In this tutorial, I add a faced split hem to the Loretta top, which is lengthened into a dress, but you can easily upgrade many patterns with this technique. Try adding a faced split hem to these patterns.
One of my favorite garment details is a well-considered hem. Whether it is a dramatically curved hem or a delicate hand-stitched finish, an interesting hem can add a touch of luxury to an otherwise simple garment. But let’s be honest, by the time I get to sewing the hem of a garment I am typically so excited about my new creation that I rush through the process.
This is why I love a faced hem. This method of hemming uses a facing to finish the bottom edge of a garment, rather than a turned and stitched finish. Faced hems are perfect for finishing hems with dramatic curves or for creating split hems—a hem with a split at one or both side seams.
In this tutorial, I will walk you through the process of drafting and constructing a faced split hem. Not only does this detail add a modern touch to garments, but its simple construction takes place early in the sewing project, making it a breeze to sew.
- Sewing pattern of your choice
- Pattern Paper
- Clear ruler
Drafting the Hem Facing
STEP 01 | On your front and back pattern pieces, mark your vent depth at the sewing line.
STEP 02 | On a separate piece of pattern paper, trace the front hem and side seam of your garment. Transfer all markings.
STEP 03 | Using a clear ruler, draw a hem facing that is 2 1/8” wide, which allows for a 5/8” seam allowance, and a 1 1/2” finished facing. The facing should extend 1 1/2” above the side vent mark. Label this piece “front hem facing.”
STEP 04 | Repeat steps 2- 3 on the back pattern piece, creating the back hem facing. Label this piece “back hem facing.”
Prepping the Hem Facing
STEP 01 | Cut your project according to the pattern layout. Also, cut the front and back hem facing. Transfer the side vent marking to the front and back dress pieces and hem facings. Finish the inner raw edges of the front hem facing and back hem facing using a zigzag stitch or serger.

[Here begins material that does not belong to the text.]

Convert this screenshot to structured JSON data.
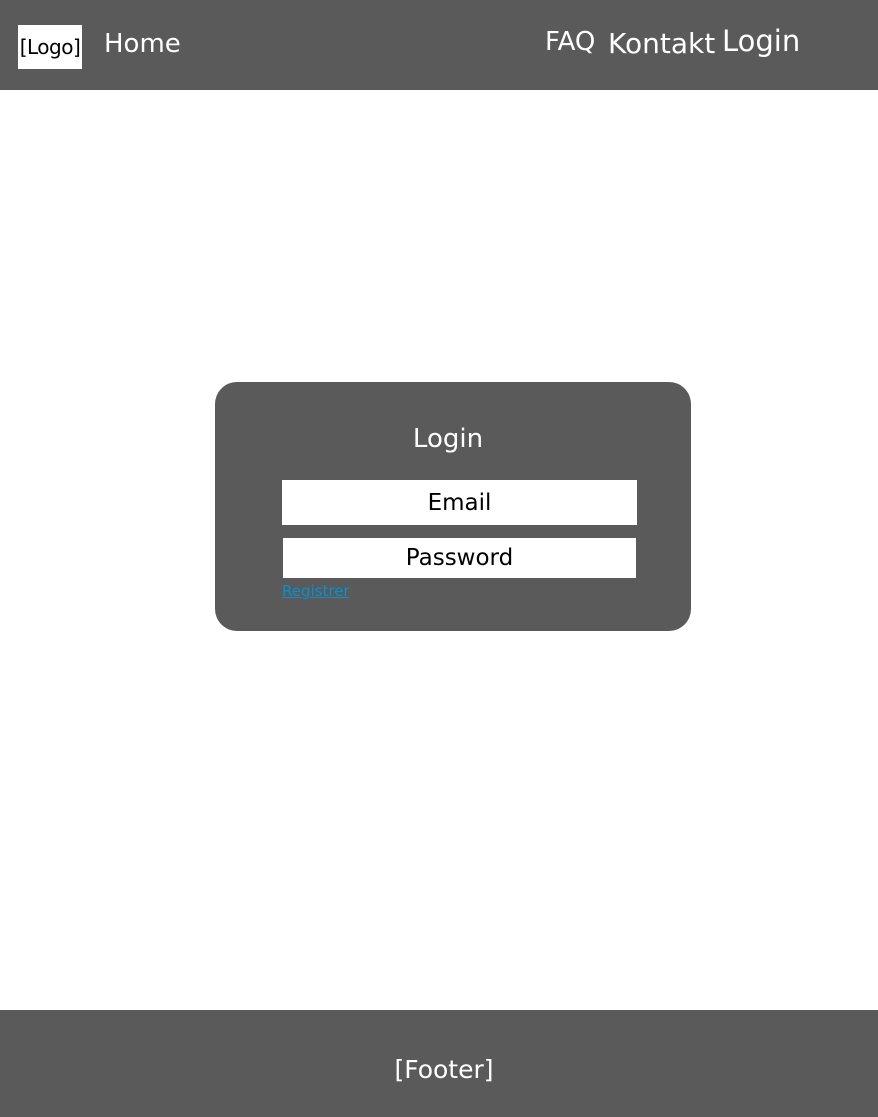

NOTE: You can also turn this edge to the wrong side at 1/4” and press for a clean finish.
STEP 02 | With right sides together, match the front hem facing to the back hem facing at one side seam. Pin from the circle up the side seam.
STEP 03 | Stitch from the circle up the side seam.
STEP 04 | Clip through the seam allowance at the circle to the stitch line.
STEP 05 | Press the seam allowances open.
STEP 06 | Repeat steps 2-5 for the second side seam.
STEP 07 | With right sides together, match the front dress to the back dress at one side seam. Pin from the circle up the side seam.
STEP 08 | Stitch from the circle up the side seam.
STEP 09 | Clip through the seam allowance at the circle to the stitch line.
STEP 10 | Press the seam allowances open.
STEP 11 | Repeat steps 7-10 for the second side seam.
Attaching the Hem Facing
STEP 01 | With right sides together, notches and side seams aligned, match the hem facing unit to the hem. Pin. Stitch.
STEP 02 | Trim and grade the seam allowances. Clip the corners.
STEP 03 | Understitch along the hem facing unit, catching the seam allowances underneath. You will not be able to stitch all the way to the corners, but get as close as you can.
STEP 04 | Fold the hem facing unit to the inside of the dress, using a point turner for the corners. Press. Topstitch along the top edge of the hem facing unit, through all layers. Press.
STEP 05 | Finish sewing your garment according to the pattern instructions.